Beyond the archway is a short stone staircase descending 4ft into a large room filled with water. The water is three and a half feet deep, and all but the first step are submerged beneath its surface. The water does not flow, and a thorough examination of the room will not reveal any point at which fresh water comes into the room. Yet strangely, the water lacks any of the stagnant murkiness one would expect to find in still dungeon water. It is crisp and clear, allowing anyone standing at the stairs an easy view of the stone floor beneath the water’s surface. There are no deadly creatures lurking in this water, it appears to be nominally safe.
The main features of the room are the four large sarcophagi. spaced roughly 12ft from both the walls, and from each other. The lid of each sarcophagus is level with the water, such that it is obvious water will not pour into them the moment they are opened; but even slight movement would cause ripples large enough to splash the bodies within. Each of the sarcophagi is adorned with a large stone depiction of an object. Atop one is a large stone book which lies open. The writing on the exposed pages of the book is magical, and can only be read by casting Read Magic. The stones function as a Scroll of Knock which can be used unlimited times. Any attempt to remove the book from the top of the sarcophagus will cause the runes to crack, and become unusable.
Another sarcophagus bears a large stone depiction of a sword, while a third is topped with a massive stone rat who appears feral and hungry. The final sarcophagus is topped with an elaborate feast of stone. It depicts a roast bird, several piles of fruits, a large of wine, and a large fish on a tray.
The room is constructed of simple stone, and the ceiling is 15ft above the floor. The only other obvious feature of the room are three metal rods–one of gold, one of silver, and one of copper. Each is 3ft in length, and they hang down from the center of the ceiling in a triangle pattern.
Anytime one of the sarcophagi is opened, the copper rod in the ceiling will send a lightning bolt down into the water. Anyone standing within the water or who is anywhere near the rods is subject to this damage. [In pathfinder, 10d6 damage, Reflex save DC: 20 for half; in OD&D 6d6 damage, save v. wands for half].
Within the sarcophagus with the book on top of it, there is the dessicated body of a woman. On the underside of the lid is a fist-sized dial. When it is turned, a previously unseeable seam will appear amongst the pages on the stone book. The page will turn, revealing a blank page with three very thin strips of metal embedded into it. The first is silver, the second is copper, and the last is gold. If, for some reason, the stone book’s pages are up against the wall or another hard surface, and cannot turn, then the player will also be unable to turn the dial on the lid’s underside.
Within the sarcophagus adorned with a statue of a feral rat, there is the dessicated body of a man.

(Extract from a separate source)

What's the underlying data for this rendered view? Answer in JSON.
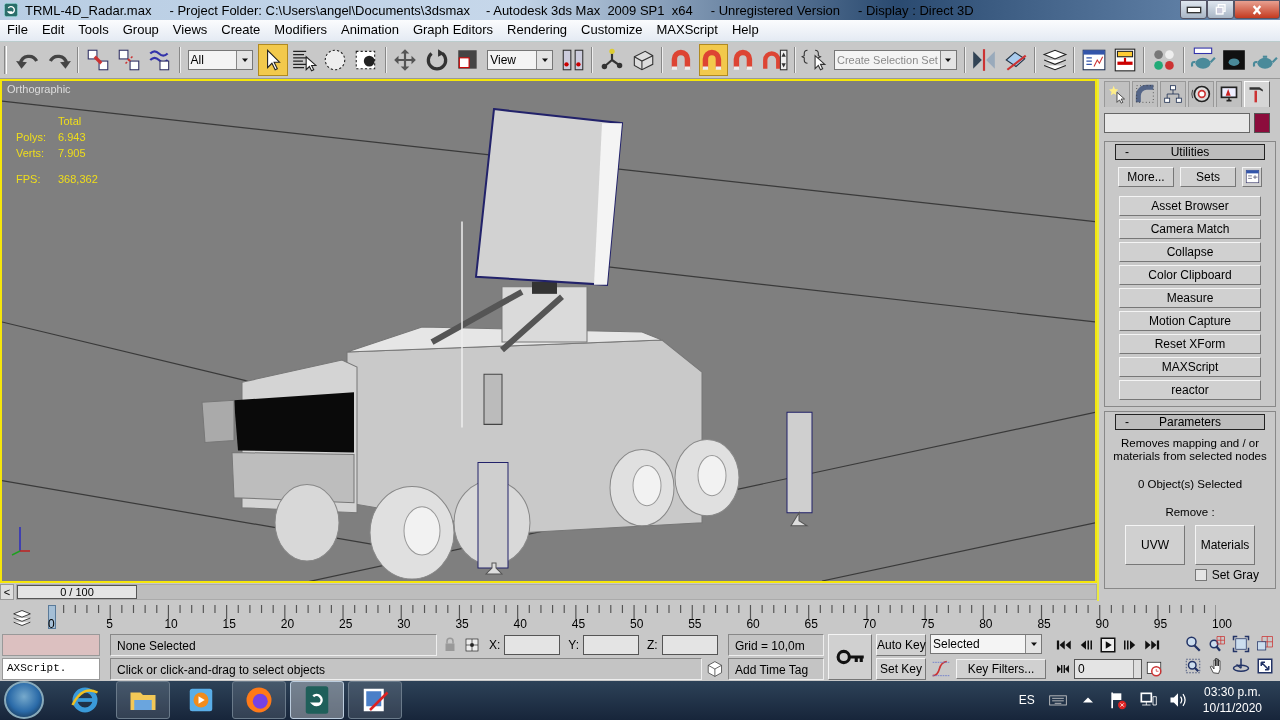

Immediately upon being opened, a blast of blue-grey smoke will be released. The cloud will force anyone within 5ft to make a saving throw. (Pathfinder: Fortitude, DC 16; OD&D: Save v. Poison) Failure causes the victim’s muscles to become limp and unresponsive for a turn (10 minutes). If they fall into the water, they may drown if they are not rescued.
The sarcophagus with a sword atop it is deeper than the others, and packed tightly with bones. They have been neatly stacked according to their type (femurs with femurs, ribs with ribs, skulls with skulls…). There are exactly enough bones here for 8 human bodies. The bones are not undead. They do not have any aura, and will not react to turn undead. However, if the lightning bolt is ever activated while this crypt is open, the bolt will angle off to the side, striking these bones rather than the water. At this point, the bones will leap from the sarcophagus and form into 8 undead skeletons, where each bone is bound to the others with a tiny arc of electrical static. These skeletons fight as standard skeletons do, but have an additional 2 HD, and deal additional electricity damage in addition to their normal damage (Pathfinder: 2d6; OD&D: 1d6).
The sarcophagus with the feast atop it contains the dessicated remains of a woman. If the players choose to search for a false bottom, they will discover that beneath the body is a stairway which leads to the next level of the dungeon.
The rods on the ceiling can be removed easily enough. Once they are gripped, a simple quarter turn will release them, and allow them to be pulled easily from the holes they’re mounted in. However, the lightning will activate if the rods are not removed in the proper order. The proper order is silver first, followed by copper, followed by gold. Once removed from the ceiling, the rods have no magical properties. However, the copper rod is worth 50gp, the silver rod is worth 200gp, and the golden rod is worth 800gp!